* [Activity] Pick out each line of the records that includes the string "initials", and copy it.

* [Page and application data records]
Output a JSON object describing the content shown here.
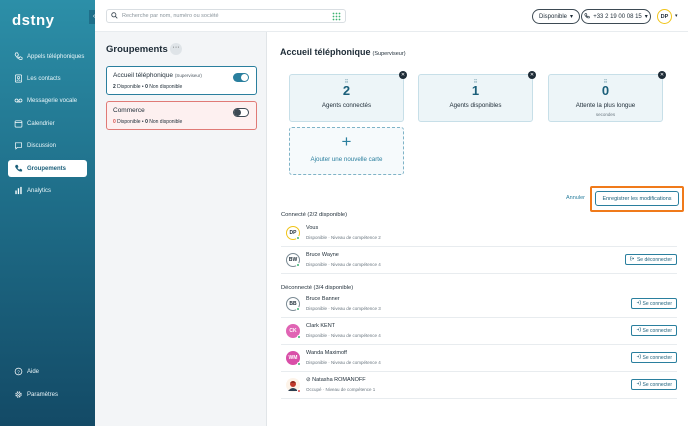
{
  "app": {
    "logo": "dstny"
  },
  "sidebar": {
    "items": [
      {
        "label": "Appels téléphoniques",
        "icon": "phone-icon",
        "active": false
      },
      {
        "label": "Les contacts",
        "icon": "contacts-icon",
        "active": false
      },
      {
        "label": "Messagerie vocale",
        "icon": "voicemail-icon",
        "active": false
      },
      {
        "label": "Calendrier",
        "icon": "calendar-icon",
        "active": false
      },
      {
        "label": "Discussion",
        "icon": "chat-icon",
        "active": false
      },
      {
        "label": "Groupements",
        "icon": "group-phone-icon",
        "active": true
      },
      {
        "label": "Analytics",
        "icon": "analytics-icon",
        "active": false
      }
    ],
    "bottom": [
      {
        "label": "Aide",
        "icon": "help-icon"
      },
      {
        "label": "Paramètres",
        "icon": "gear-icon"
      }
    ]
  },
  "topbar": {
    "search_placeholder": "Recherche par nom, numéro ou société",
    "status": "Disponible",
    "phone": "+33 2 19 00 08 15",
    "avatar": "DP"
  },
  "groups": {
    "title": "Groupements",
    "more": "···",
    "items": [
      {
        "name": "Accueil téléphonique",
        "role": "(Superviseur)",
        "available": "2",
        "available_label": "Disponible",
        "unavailable": "0",
        "unavailable_label": "Non disponible",
        "enabled": true
      },
      {
        "name": "Commerce",
        "role": "",
        "available": "0",
        "available_label": "Disponible",
        "unavailable": "0",
        "unavailable_label": "Non disponible",
        "enabled": false
      }
    ]
  },
  "main": {
    "title": "Accueil téléphonique",
    "role": "(Superviseur)",
    "cards": [
      {
        "value": "2",
        "label": "Agents connectés",
        "unit": ""
      },
      {
        "value": "1",
        "label": "Agents disponibles",
        "unit": ""
      },
      {
        "value": "0",
        "label": "Attente la plus longue",
        "unit": "secondes"
      }
    ],
    "add_card": {
      "plus": "+",
      "label": "Ajouter une nouvelle carte"
    },
    "cancel": "Annuler",
    "save": "Enregistrer les modifications",
    "connected_title": "Connecté (2/2 disponible)",
    "disconnected_title": "Déconnecté (3/4 disponible)",
    "connected": [
      {
        "initials": "DP",
        "name": "Vous",
        "status": "Disponible · Niveau de compétence 2",
        "avatar_bg": "#ffffff",
        "avatar_border": "#f0c419",
        "dot": "ok",
        "button": ""
      },
      {
        "initials": "BW",
        "name": "Bruce Wayne",
        "status": "Disponible · Niveau de compétence 4",
        "avatar_bg": "#ffffff",
        "avatar_border": "#7a8a94",
        "dot": "ok",
        "button": "Se déconnecter"
      }
    ],
    "disconnected": [
      {
        "initials": "BB",
        "name": "Bruce Banner",
        "status": "Disponible · Niveau de compétence 3",
        "avatar_bg": "#ffffff",
        "avatar_border": "#7a8a94",
        "dot": "ok",
        "button": "Se connecter"
      },
      {
        "initials": "CK",
        "name": "Clark KENT",
        "status": "Disponible · Niveau de compétence 4",
        "avatar_bg": "#e064b4",
        "avatar_border": "#e064b4",
        "dot": "ok",
        "button": "Se connecter"
      },
      {
        "initials": "WM",
        "name": "Wanda Maximoff",
        "status": "Disponible · Niveau de compétence 4",
        "avatar_bg": "#d94fa8",
        "avatar_border": "#d94fa8",
        "dot": "ok",
        "button": "Se connecter"
      },
      {
        "initials": "",
        "name": "⊘ Natasha ROMANOFF",
        "status": "Occupé · Niveau de compétence 1",
        "avatar_bg": "#c0392b",
        "avatar_border": "#c0392b",
        "dot": "busy",
        "button": "Se connecter"
      }
    ]
  }
}
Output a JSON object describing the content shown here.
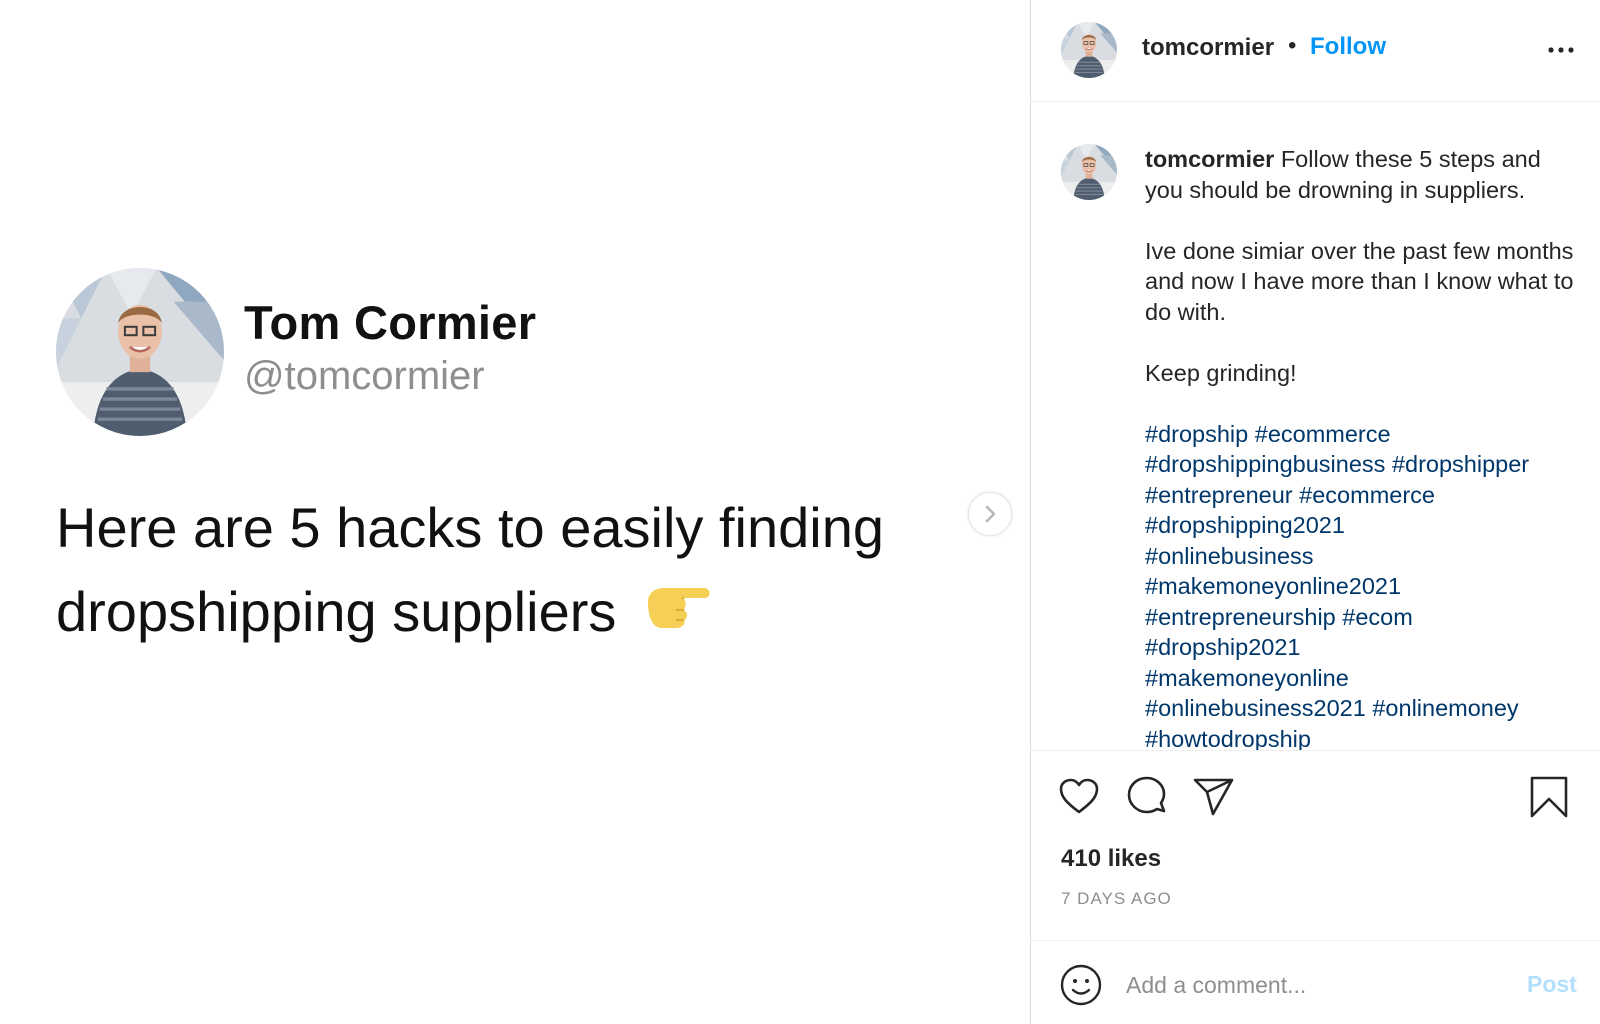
{
  "tweet": {
    "name": "Tom Cormier",
    "handle": "@tomcormier",
    "text": "Here are 5 hacks to easily finding dropshipping suppliers",
    "emoji_icon": "pointing-right-hand-icon"
  },
  "header": {
    "username": "tomcormier",
    "separator": "•",
    "follow_label": "Follow",
    "more_icon": "more-options-icon"
  },
  "caption": {
    "username": "tomcormier",
    "line1": "Follow these 5 steps and you should be drowning in suppliers.",
    "line2": "Ive done simiar over the past few months and now I have more than I know what to do with.",
    "line3": "Keep grinding!",
    "hashtags": [
      "#dropship",
      "#ecommerce",
      "#dropshippingbusiness",
      "#dropshipper",
      "#entrepreneur",
      "#ecommerce",
      "#dropshipping2021",
      "#onlinebusiness",
      "#makemoneyonline2021",
      "#entrepreneurship",
      "#ecom",
      "#dropship2021",
      "#makemoneyonline",
      "#onlinebusiness2021",
      "#onlinemoney",
      "#howtodropship"
    ]
  },
  "actions": {
    "icons": [
      "heart-icon",
      "comment-icon",
      "share-icon",
      "bookmark-icon"
    ],
    "likes": "410 likes",
    "time": "7 DAYS AGO"
  },
  "comment": {
    "placeholder": "Add a comment...",
    "post_label": "Post"
  },
  "colors": {
    "link_blue": "#0095f6",
    "hashtag": "#00376b",
    "post_disabled": "#b2dffc",
    "muted": "#8e8e8e"
  }
}
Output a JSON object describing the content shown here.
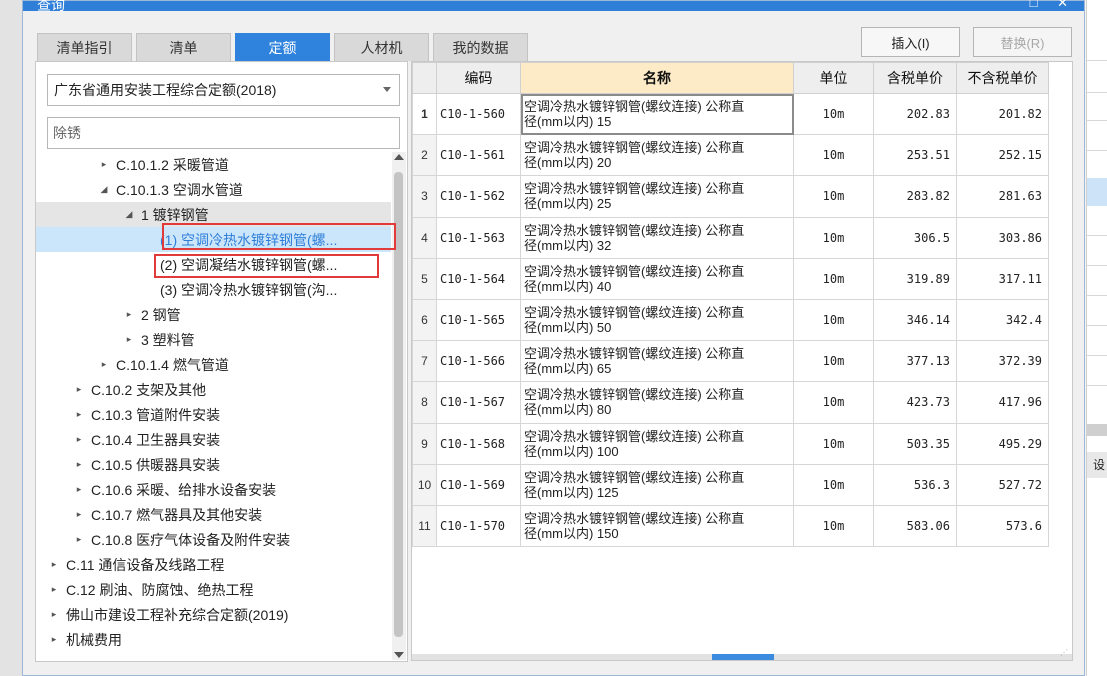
{
  "window": {
    "title": "查询",
    "controls": "□ ✕"
  },
  "tabs": [
    {
      "label": "清单指引",
      "active": false
    },
    {
      "label": "清单",
      "active": false
    },
    {
      "label": "定额",
      "active": true
    },
    {
      "label": "人材机",
      "active": false
    },
    {
      "label": "我的数据",
      "active": false
    }
  ],
  "toolbar": {
    "insert_label": "插入(I)",
    "replace_label": "替换(R)"
  },
  "library_select": {
    "value": "广东省通用安装工程综合定额(2018)"
  },
  "search": {
    "value": "除锈"
  },
  "tree": [
    {
      "toggle": "▸",
      "label": "C.10.1.2 采暖管道",
      "level": 2
    },
    {
      "toggle": "◢",
      "label": "C.10.1.3 空调水管道",
      "level": 2
    },
    {
      "toggle": "◢",
      "label": "1 镀锌钢管",
      "level": 3
    },
    {
      "toggle": "",
      "label": "(1) 空调冷热水镀锌钢管(螺...",
      "level": 4
    },
    {
      "toggle": "",
      "label": "(2) 空调凝结水镀锌钢管(螺...",
      "level": 4
    },
    {
      "toggle": "",
      "label": "(3) 空调冷热水镀锌钢管(沟...",
      "level": 4
    },
    {
      "toggle": "▸",
      "label": "2 钢管",
      "level": 3
    },
    {
      "toggle": "▸",
      "label": "3 塑料管",
      "level": 3
    },
    {
      "toggle": "▸",
      "label": "C.10.1.4 燃气管道",
      "level": 2
    },
    {
      "toggle": "▸",
      "label": "C.10.2 支架及其他",
      "level": 1
    },
    {
      "toggle": "▸",
      "label": "C.10.3 管道附件安装",
      "level": 1
    },
    {
      "toggle": "▸",
      "label": "C.10.4 卫生器具安装",
      "level": 1
    },
    {
      "toggle": "▸",
      "label": "C.10.5 供暖器具安装",
      "level": 1
    },
    {
      "toggle": "▸",
      "label": "C.10.6 采暖、给排水设备安装",
      "level": 1
    },
    {
      "toggle": "▸",
      "label": "C.10.7 燃气器具及其他安装",
      "level": 1
    },
    {
      "toggle": "▸",
      "label": "C.10.8 医疗气体设备及附件安装",
      "level": 1
    },
    {
      "toggle": "▸",
      "label": "C.11 通信设备及线路工程",
      "level": 0
    },
    {
      "toggle": "▸",
      "label": "C.12 刷油、防腐蚀、绝热工程",
      "level": 0
    },
    {
      "toggle": "▸",
      "label": "佛山市建设工程补充综合定额(2019)",
      "level": 0
    },
    {
      "toggle": "▸",
      "label": "机械费用",
      "level": 0
    }
  ],
  "table": {
    "headers": {
      "code": "编码",
      "name": "名称",
      "unit": "单位",
      "tax_price": "含税单价",
      "notax_price": "不含税单价"
    },
    "rows": [
      {
        "idx": "1",
        "code": "C10-1-560",
        "name1": "空调冷热水镀锌钢管(螺纹连接) 公称直",
        "name2": "径(mm以内) 15",
        "unit": "10m",
        "tax": "202.83",
        "notax": "201.82"
      },
      {
        "idx": "2",
        "code": "C10-1-561",
        "name1": "空调冷热水镀锌钢管(螺纹连接) 公称直",
        "name2": "径(mm以内) 20",
        "unit": "10m",
        "tax": "253.51",
        "notax": "252.15"
      },
      {
        "idx": "3",
        "code": "C10-1-562",
        "name1": "空调冷热水镀锌钢管(螺纹连接) 公称直",
        "name2": "径(mm以内) 25",
        "unit": "10m",
        "tax": "283.82",
        "notax": "281.63"
      },
      {
        "idx": "4",
        "code": "C10-1-563",
        "name1": "空调冷热水镀锌钢管(螺纹连接) 公称直",
        "name2": "径(mm以内) 32",
        "unit": "10m",
        "tax": "306.5",
        "notax": "303.86"
      },
      {
        "idx": "5",
        "code": "C10-1-564",
        "name1": "空调冷热水镀锌钢管(螺纹连接) 公称直",
        "name2": "径(mm以内) 40",
        "unit": "10m",
        "tax": "319.89",
        "notax": "317.11"
      },
      {
        "idx": "6",
        "code": "C10-1-565",
        "name1": "空调冷热水镀锌钢管(螺纹连接) 公称直",
        "name2": "径(mm以内) 50",
        "unit": "10m",
        "tax": "346.14",
        "notax": "342.4"
      },
      {
        "idx": "7",
        "code": "C10-1-566",
        "name1": "空调冷热水镀锌钢管(螺纹连接) 公称直",
        "name2": "径(mm以内) 65",
        "unit": "10m",
        "tax": "377.13",
        "notax": "372.39"
      },
      {
        "idx": "8",
        "code": "C10-1-567",
        "name1": "空调冷热水镀锌钢管(螺纹连接) 公称直",
        "name2": "径(mm以内) 80",
        "unit": "10m",
        "tax": "423.73",
        "notax": "417.96"
      },
      {
        "idx": "9",
        "code": "C10-1-568",
        "name1": "空调冷热水镀锌钢管(螺纹连接) 公称直",
        "name2": "径(mm以内) 100",
        "unit": "10m",
        "tax": "503.35",
        "notax": "495.29"
      },
      {
        "idx": "10",
        "code": "C10-1-569",
        "name1": "空调冷热水镀锌钢管(螺纹连接) 公称直",
        "name2": "径(mm以内) 125",
        "unit": "10m",
        "tax": "536.3",
        "notax": "527.72"
      },
      {
        "idx": "11",
        "code": "C10-1-570",
        "name1": "空调冷热水镀锌钢管(螺纹连接) 公称直",
        "name2": "径(mm以内) 150",
        "unit": "10m",
        "tax": "583.06",
        "notax": "573.6"
      }
    ]
  },
  "side_app": {
    "tab_fragment": "设"
  },
  "colors": {
    "accent": "#2f83dd",
    "highlight_box": "#e03a3a",
    "header_highlight": "#fdebc8"
  }
}
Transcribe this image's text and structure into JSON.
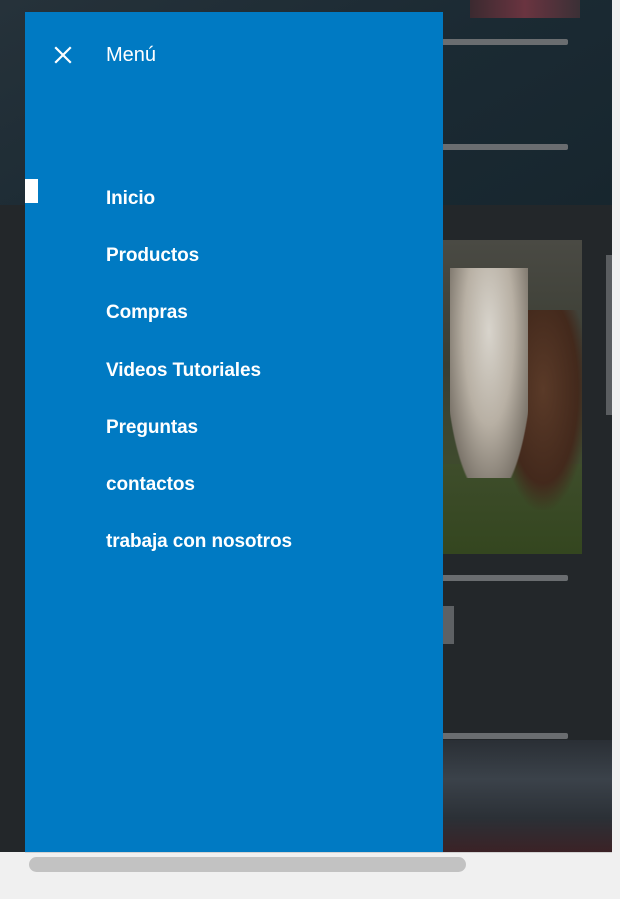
{
  "drawer": {
    "title": "Menú",
    "close_icon": "close-icon",
    "background_color": "#007ac3",
    "items": [
      {
        "label": "Inicio",
        "active": true
      },
      {
        "label": "Productos",
        "active": false
      },
      {
        "label": "Compras",
        "active": false
      },
      {
        "label": "Videos Tutoriales",
        "active": false
      },
      {
        "label": "Preguntas",
        "active": false
      },
      {
        "label": "contactos",
        "active": false
      },
      {
        "label": "trabaja con nosotros",
        "active": false
      }
    ]
  }
}
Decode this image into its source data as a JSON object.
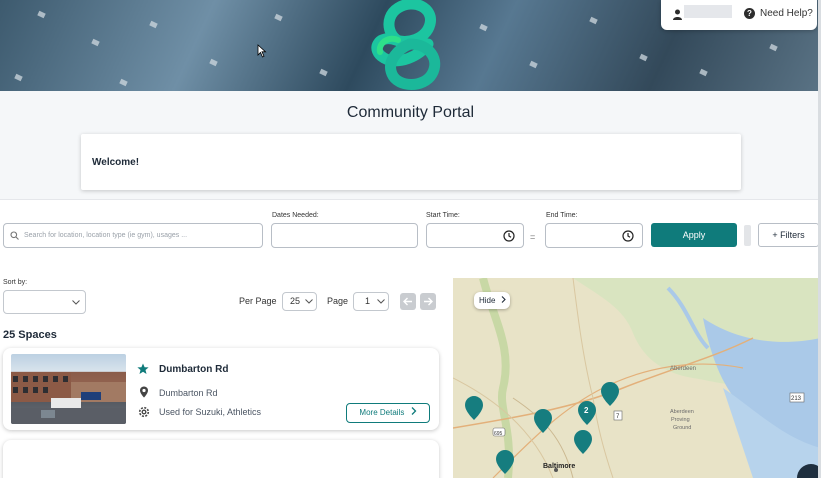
{
  "header": {
    "help_label": "Need Help?",
    "user_name": ""
  },
  "portal": {
    "title": "Community Portal",
    "welcome": "Welcome!"
  },
  "search": {
    "placeholder": "Search for location, location type (ie gym), usages ...",
    "dates_label": "Dates Needed:",
    "start_label": "Start Time:",
    "end_label": "End Time:",
    "separator": "=",
    "apply_label": "Apply",
    "filters_label": "+ Filters"
  },
  "results": {
    "sort_label": "Sort by:",
    "per_page_label": "Per Page",
    "per_page_value": "25",
    "page_label": "Page",
    "page_value": "1",
    "count_heading": "25 Spaces"
  },
  "spaces": [
    {
      "title": "Dumbarton Rd",
      "address": "Dumbarton Rd",
      "usage": "Used for Suzuki, Athletics",
      "details_label": "More Details"
    }
  ],
  "map": {
    "hide_label": "Hide",
    "labels": {
      "aberdeen": "Aberdeen",
      "aberdeen_proving_ground": [
        "Aberdeen",
        "Proving",
        "Ground"
      ],
      "baltimore": "Baltimore",
      "route_7": "7",
      "route_213": "213",
      "route_695": "695"
    },
    "cluster_count": "2"
  },
  "colors": {
    "accent": "#0f7b7b",
    "marker": "#167d7f",
    "logo_teal": "#1cc5a0",
    "logo_green": "#2ee08a"
  }
}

* [Response below]
        "initials": "DP",
        "initials": "BW",
        "initials": "BB",
        "initials": "CK",
        "initials": "WM",
        "initials": "",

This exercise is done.